Date Posted: December 21, 2018
As the weather in Maine continues to plummet, we may be under the false impression that we no longer have to worry about pests, after all, they have all died off, right? Many are actually still active and looking for food or a warm place to hide. Among these pests are squirrels, opossums, raccoons, and bats. Each will pose their own hazard to you and your home.
A medium-sized rodent, squirrels are gray with a big, bushy tail. Since they’re rodents, they have constantly growing incisors that cause them to continuously chew so their teeth don’t overgrow. If they are gnawing on pieces of your property, you've got a problem.
Damage can be done to the structure of your home, personal property, and even electrical wires, which may create a fire hazard. If you have a squirrel infestation, you’ll likely find feces in your cupboards and chew marks on boxes and other food packaging. You may also hear scratching noises around your home. Squirrels can become aggressive and even bite when provoked or feeling threatened.
Opossums are about the size of a house cat. They’re black or gray in color, with a lighter-colored face and a pink nose. These pests are a nuisance, as they enter homes in search of food, water, and shelter.
Opossums sometimes bite, but are more likely to growl and bare their teeth. They’re most likely to be noticed as they hunt for food, burrowing through the trash or digging up lawns in search of insects.
Raccoons are well known for their black “masks” of fur around their eyes and for their ringed tails. They can be quite large, growing up to 3 feet in length, including their tail. They can be aggressive.
Raccoons will bite and scratch when feeling threatened. These pests have become somewhat reliant on humans for food and are commonly found digging in trash bins. It’s likely you’ll notice a raccoon infestation by the overturned garbage cans or the refuse spread across your yard.
Another common wildlife to invade homes is the bat. Little brown bats and big brown bats can both be household pests, as they enter to seek shelter from the colder months. When cornered or threatened, bats will sometimes bite.
Bats are a concern because they can be carriers of rabies. There is also a fungus found in bat droppings that can affect people’s lungs and potentially lead to lung disease. They are likely to be found nesting in attics or eaves of homes.
How to Keep Wildlife Out of Your Home
Preventing wildlife break-ins are important for the residents of Maine. The colder months are a prime time to run into these animals. Don’t let them stay for the winter!
Not only will these pesky critters actively pursue your food and trash, but you’ll likely end up with their babies on your property come spring. On top of this, all of these pests have the potential to bring in more pests, such as ticks, fleas, and mites. With the right prevention methods, damage and risks can be avoided.

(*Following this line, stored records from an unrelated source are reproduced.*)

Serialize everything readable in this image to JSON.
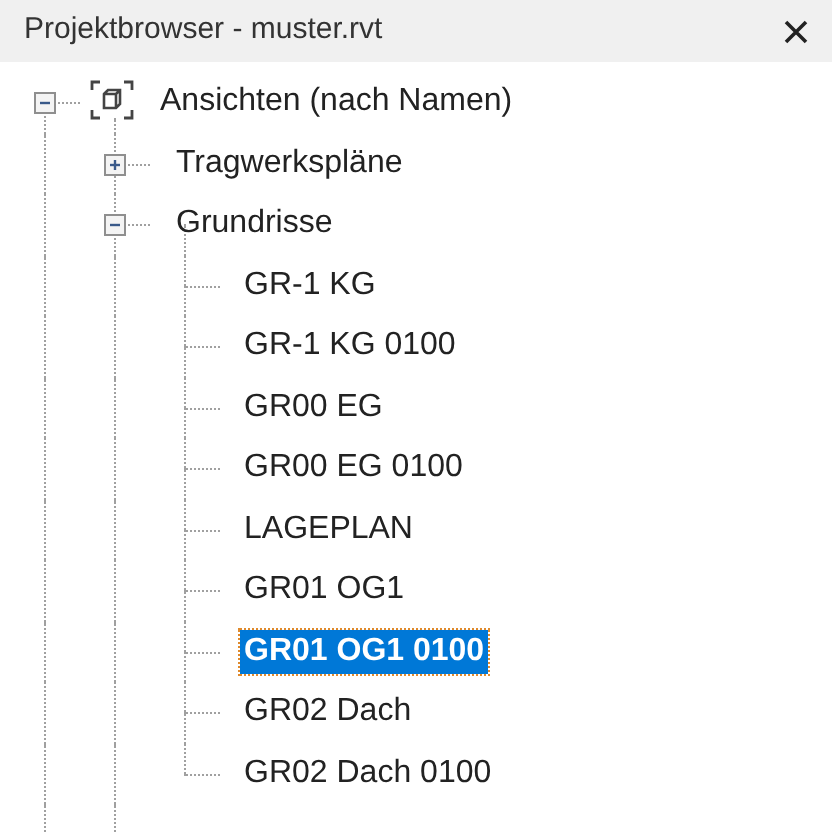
{
  "window": {
    "title": "Projektbrowser - muster.rvt"
  },
  "tree": [
    {
      "label": "Ansichten (nach Namen)",
      "expanded": true,
      "selected": false,
      "children": [
        {
          "label": "Tragwerkspläne",
          "expanded": false,
          "selected": false
        },
        {
          "label": "Grundrisse",
          "expanded": true,
          "selected": false,
          "children": [
            {
              "label": "GR-1 KG",
              "selected": false
            },
            {
              "label": "GR-1 KG 0100",
              "selected": false
            },
            {
              "label": "GR00 EG",
              "selected": false
            },
            {
              "label": "GR00 EG 0100",
              "selected": false
            },
            {
              "label": "LAGEPLAN",
              "selected": false
            },
            {
              "label": "GR01 OG1",
              "selected": false
            },
            {
              "label": "GR01 OG1 0100",
              "selected": true
            },
            {
              "label": "GR02 Dach",
              "selected": false
            },
            {
              "label": "GR02 Dach 0100",
              "selected": false
            }
          ],
          "more_siblings_below": true
        }
      ],
      "more_siblings_below": true
    }
  ]
}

How to Protect Your Home from Wildlife This Winter
These tips from Big Blue Bug Solutions will protect your home this winter:
- Trim tree limbs and shrubs away from the exterior walls of your house.
- Inspect the exterior of your home for entry holes or cracks. Chimney and vents should be properly covered. Closely monitor your attic, under the deck, and your basement. All of these places are potential shelters for wildlife over the winter.
- Take your trash out regularly, and keep it a safe distance from your home. Trash bins are attractive to wild animals. If you can keep this appetizing food source out of reach, they’re likely to move on.
How to Get Rid of a Wildlife Infestation
If you suspect a wildlife infestation, it’s best to call a professional. Removing wildlife can be dangerous. If you notice an animal in your home, leave it alone and contact an expert. A professional will safely remove the animal from your home for you.
At Big Blue Bug Solutions, our technicians are well-trained and experienced in dealing with wildlife invasions. We’ll inspect your home to determine how they got in and how to prevent future infestations. Contact us to learn more about our wildlife control methods. We are here to help you!